People always ask where I get the ideas for my books; I think all authors hear this question. And, at least for me, there is only one answer: You can't think up an idea. Instead, an idea flies into your brain—unbidden, careening, and wild, like a bird out of the ether. And though there is a measure of chance, luck, and grace involved, for the most part ideas don't rise from actual ether; instead, they spring from the metaphoric opposite—from the rich soil that has been prepared, with and without our knowledge, by the whole of our lives: what we do, what we know, what we see, what we dream, what we fear, what we love.
Even when I might not like what appears on my canvas as I paint, I am suffused with wonder.
What is it that shows up?
Are today's marks and colors informed by the day my dad taught me how to use a Brownie camera in our front yard in Cranford when I was 8 or 9? By the peanut butter sandwich I ate for dinner when banished to solitude on the day in fifth grade when I refused to take my piano lesson?

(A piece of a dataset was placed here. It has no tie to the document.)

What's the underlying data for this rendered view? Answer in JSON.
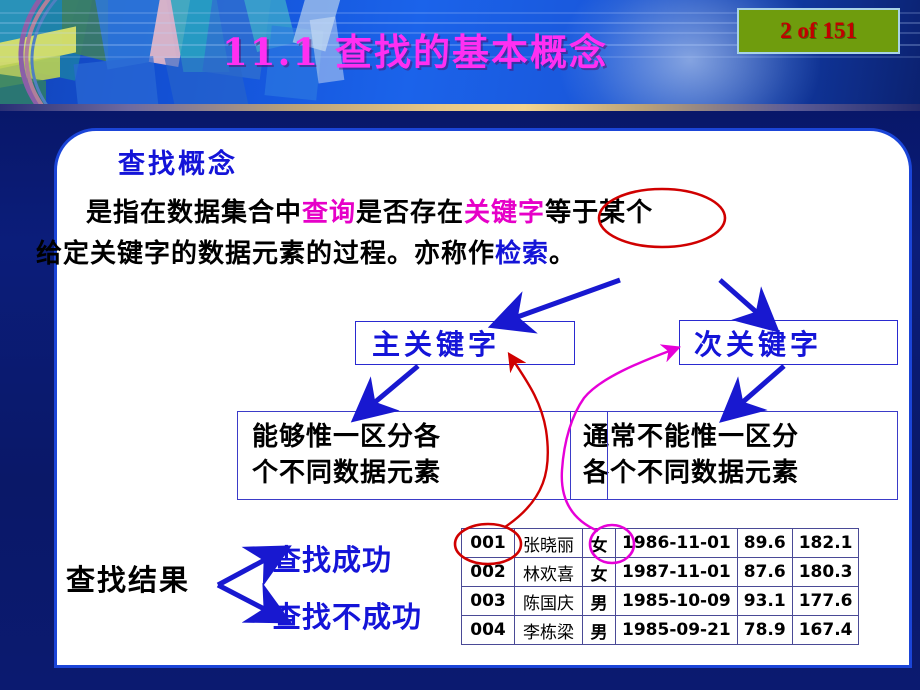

By the conversation I had yesterday with the plumber installing a shower drain in our upstairs bathroom?
|new patch in the big picture|
work in progress
working title: Core Values
This patch last seen looking like this: